*** Begin section ***

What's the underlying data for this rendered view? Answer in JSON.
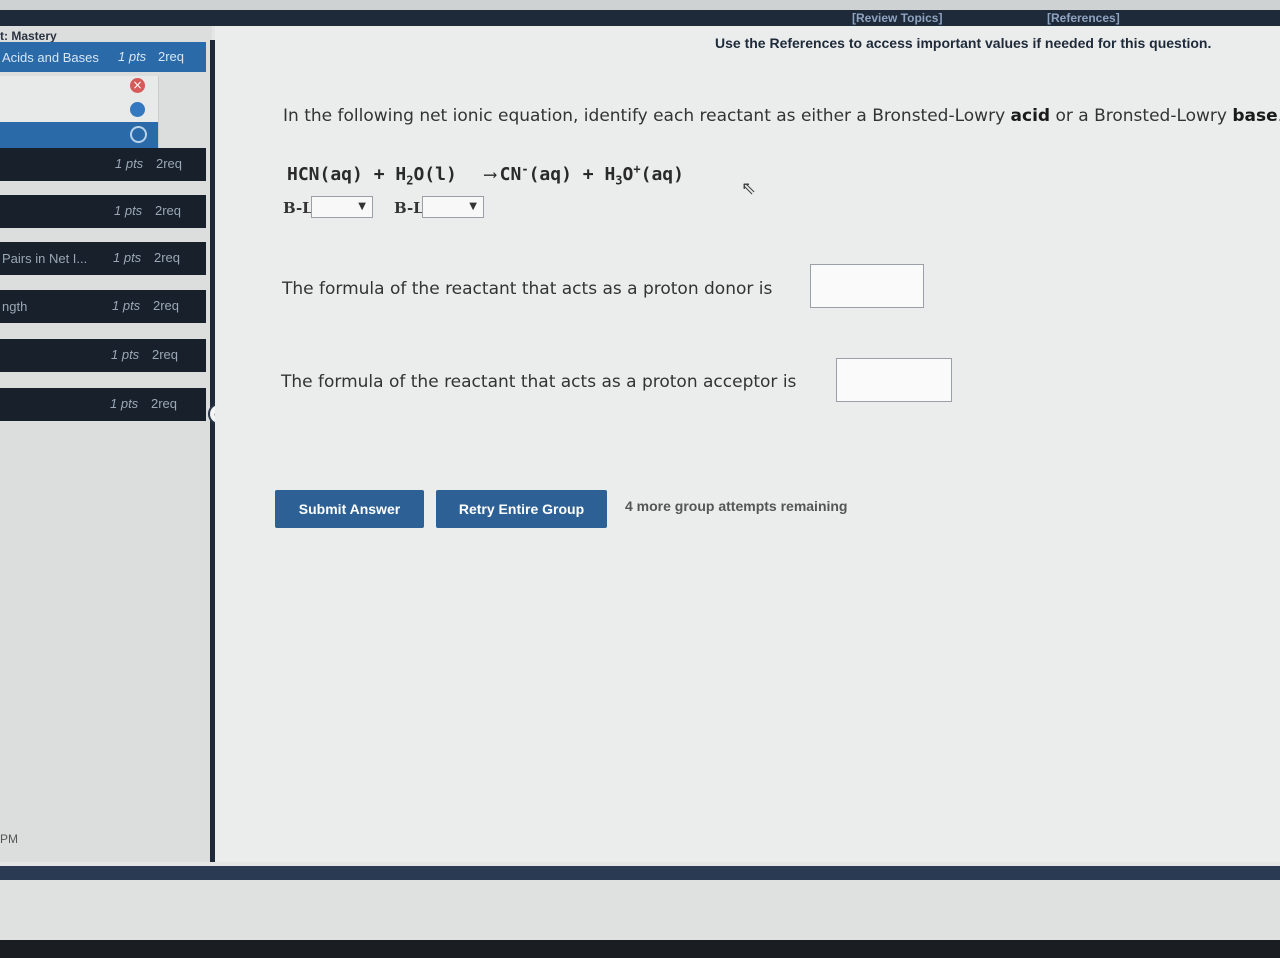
{
  "header": {
    "review_topics": "[Review Topics]",
    "references": "[References]"
  },
  "sidebar": {
    "title": "t: Mastery",
    "items": [
      {
        "name": "Acids and Bases",
        "pts": "1 pts",
        "req": "2req"
      },
      {
        "name": "",
        "pts": "1 pts",
        "req": "2req"
      },
      {
        "name": "",
        "pts": "1 pts",
        "req": "2req"
      },
      {
        "name": "Pairs in Net I...",
        "pts": "1 pts",
        "req": "2req"
      },
      {
        "name": "ngth",
        "pts": "1 pts",
        "req": "2req"
      },
      {
        "name": "",
        "pts": "1 pts",
        "req": "2req"
      },
      {
        "name": "",
        "pts": "1 pts",
        "req": "2req"
      }
    ],
    "footer_time": "PM",
    "collapse_icon": "chevron-left-icon"
  },
  "question": {
    "reference_note": "Use the References to access important values if needed for this question.",
    "prompt_pre": "In the following net ionic equation, identify each reactant as either a Bronsted-Lowry ",
    "prompt_acid": "acid",
    "prompt_mid": " or a Bronsted-Lowry ",
    "prompt_base": "base",
    "prompt_end": ".",
    "equation": {
      "r1": "HCN(aq)",
      "plus1": " + ",
      "r2_a": "H",
      "r2_sub": "2",
      "r2_b": "O(l)",
      "p1_a": "CN",
      "p1_sup": "-",
      "p1_b": "(aq)",
      "plus2": " + ",
      "p2_a": "H",
      "p2_sub": "3",
      "p2_b": "O",
      "p2_sup": "+",
      "p2_c": "(aq)"
    },
    "bl_label_1": "B-L",
    "bl_label_2": "B-L",
    "select_1_value": "",
    "select_2_value": "",
    "donor_text": "The formula of the reactant that acts as a proton donor is",
    "acceptor_text": "The formula of the reactant that acts as a proton acceptor is",
    "donor_value": "",
    "acceptor_value": ""
  },
  "actions": {
    "submit": "Submit Answer",
    "retry": "Retry Entire Group",
    "attempts": "4 more group attempts remaining"
  }
}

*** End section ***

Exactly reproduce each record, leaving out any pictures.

== Expected output ==
What's the underlying data for this rendered view? Answer in JSON.
{
  "header": {
    "review_topics": "[Review Topics]",
    "references": "[References]"
  },
  "sidebar": {
    "title": "t: Mastery",
    "items": [
      {
        "name": "Acids and Bases",
        "pts": "1 pts",
        "req": "2req"
      },
      {
        "name": "",
        "pts": "1 pts",
        "req": "2req"
      },
      {
        "name": "",
        "pts": "1 pts",
        "req": "2req"
      },
      {
        "name": "Pairs in Net I...",
        "pts": "1 pts",
        "req": "2req"
      },
      {
        "name": "ngth",
        "pts": "1 pts",
        "req": "2req"
      },
      {
        "name": "",
        "pts": "1 pts",
        "req": "2req"
      },
      {
        "name": "",
        "pts": "1 pts",
        "req": "2req"
      }
    ],
    "footer_time": "PM",
    "collapse_icon": "chevron-left-icon"
  },
  "question": {
    "reference_note": "Use the References to access important values if needed for this question.",
    "prompt_pre": "In the following net ionic equation, identify each reactant as either a Bronsted-Lowry ",
    "prompt_acid": "acid",
    "prompt_mid": " or a Bronsted-Lowry ",
    "prompt_base": "base",
    "prompt_end": ".",
    "equation": {
      "r1": "HCN(aq)",
      "plus1": " + ",
      "r2_a": "H",
      "r2_sub": "2",
      "r2_b": "O(l)",
      "p1_a": "CN",
      "p1_sup": "-",
      "p1_b": "(aq)",
      "plus2": " + ",
      "p2_a": "H",
      "p2_sub": "3",
      "p2_b": "O",
      "p2_sup": "+",
      "p2_c": "(aq)"
    },
    "bl_label_1": "B-L",
    "bl_label_2": "B-L",
    "select_1_value": "",
    "select_2_value": "",
    "donor_text": "The formula of the reactant that acts as a proton donor is",
    "acceptor_text": "The formula of the reactant that acts as a proton acceptor is",
    "donor_value": "",
    "acceptor_value": ""
  },
  "actions": {
    "submit": "Submit Answer",
    "retry": "Retry Entire Group",
    "attempts": "4 more group attempts remaining"
  }
}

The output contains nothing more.